Like many other singers, he dreamed of spending the rest of his life singing; he wanted to die on the stage. Apparently an oversight in his health was complicated by prostate cancer. We would talk on the phone from time to time and he would show me that he was very optimistic, but he was not. In 2004 he underwent intensive treatment at the Oncology Hospital of the Centro Medico Nacional Siglo XXI in Mexico City, but the initial illness led to pulmonary complications which in turn caused a stroke that took his life on May 31, 2005.
According to a friend who assisted him until the last hour, it was very sad to see how his life was passing away.
The Sindicato Único de Trabajadores de la Música had been carrying out activities to collect funds to help him financially.
He was buried in the American Pantheon at 11:00 a.m. on June 1, 2005.
It seems to me very fair to remember this value of ours six years after his departure, remaining in our local history along with other celebrities that also in due time it will be necessary to give them the merit they deserve, not only for future generations to know them, but at present there are coterráneos that for lack of the required information, and against our will, do not know anything about them.
This small biography is not even remotely all that can be known and said of Wuelfo, because there are stages unknown by the writer, who urges those who know and wish, to make their contribution to know much more of our singer friend, who had the honor of going down in posterity, perhaps without him thinking about it, for having sung with that great musical group that was and is La Sonora Matancera.
This work would not have been possible if he had not had the help of Dr. Héctor Ramírez Bedoya.

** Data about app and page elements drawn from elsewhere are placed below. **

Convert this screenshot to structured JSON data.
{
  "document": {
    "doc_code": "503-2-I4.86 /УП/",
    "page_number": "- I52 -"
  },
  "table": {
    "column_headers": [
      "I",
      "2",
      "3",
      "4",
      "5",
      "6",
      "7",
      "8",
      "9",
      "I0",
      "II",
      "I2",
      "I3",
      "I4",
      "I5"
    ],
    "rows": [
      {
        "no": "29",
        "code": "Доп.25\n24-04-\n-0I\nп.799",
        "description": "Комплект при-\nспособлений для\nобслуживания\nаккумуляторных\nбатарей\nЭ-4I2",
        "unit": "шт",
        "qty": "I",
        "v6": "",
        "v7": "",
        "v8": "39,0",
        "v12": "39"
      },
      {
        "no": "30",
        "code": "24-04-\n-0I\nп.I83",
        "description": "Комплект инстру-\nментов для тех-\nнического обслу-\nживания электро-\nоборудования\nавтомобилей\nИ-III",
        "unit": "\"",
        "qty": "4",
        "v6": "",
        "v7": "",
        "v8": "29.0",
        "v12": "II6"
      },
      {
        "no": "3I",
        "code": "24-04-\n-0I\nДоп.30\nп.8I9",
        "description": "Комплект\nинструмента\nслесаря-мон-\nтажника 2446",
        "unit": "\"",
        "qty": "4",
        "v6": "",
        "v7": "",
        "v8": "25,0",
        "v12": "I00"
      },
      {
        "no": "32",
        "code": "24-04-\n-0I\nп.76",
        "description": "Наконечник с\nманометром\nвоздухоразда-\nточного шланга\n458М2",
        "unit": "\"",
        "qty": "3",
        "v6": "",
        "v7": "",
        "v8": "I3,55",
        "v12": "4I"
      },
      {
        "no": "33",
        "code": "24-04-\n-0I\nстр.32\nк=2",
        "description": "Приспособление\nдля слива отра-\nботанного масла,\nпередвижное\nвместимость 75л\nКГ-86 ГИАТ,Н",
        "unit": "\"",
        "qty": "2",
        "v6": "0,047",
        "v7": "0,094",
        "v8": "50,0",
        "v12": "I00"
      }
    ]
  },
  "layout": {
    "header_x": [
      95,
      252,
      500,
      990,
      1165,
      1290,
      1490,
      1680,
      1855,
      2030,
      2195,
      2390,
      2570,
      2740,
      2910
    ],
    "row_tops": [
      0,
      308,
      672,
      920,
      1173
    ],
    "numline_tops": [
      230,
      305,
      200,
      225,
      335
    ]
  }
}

Héctor Ramírez Bedoya, Colombian anesthesiologist who helps many to mitigate their ills through surgery in his native Medellín, but who as a musicographer, and from the presidency of the Corporación Club Sonora Matancera de Antioquia, has had the merit of having written the “Historia de la Sonora Matancera y sus Estrellas”, a book of the same title published in 1996, which is considered the greatest work ever written about the dean of the Cuban ensembles.
- Lizna Tovar winner in the category Voice Over of the year 2022 in Canary Islands Tenerife - November 28, 2022
- Joe Arroyo was an excellent Colombian singer and composer of salsa and tropical music - November 28, 2022
- Irakere was a Cuban group that developed an important work in Cuban popular music and Latin Jazz under the direction of Chucho Valdés - November 28, 2022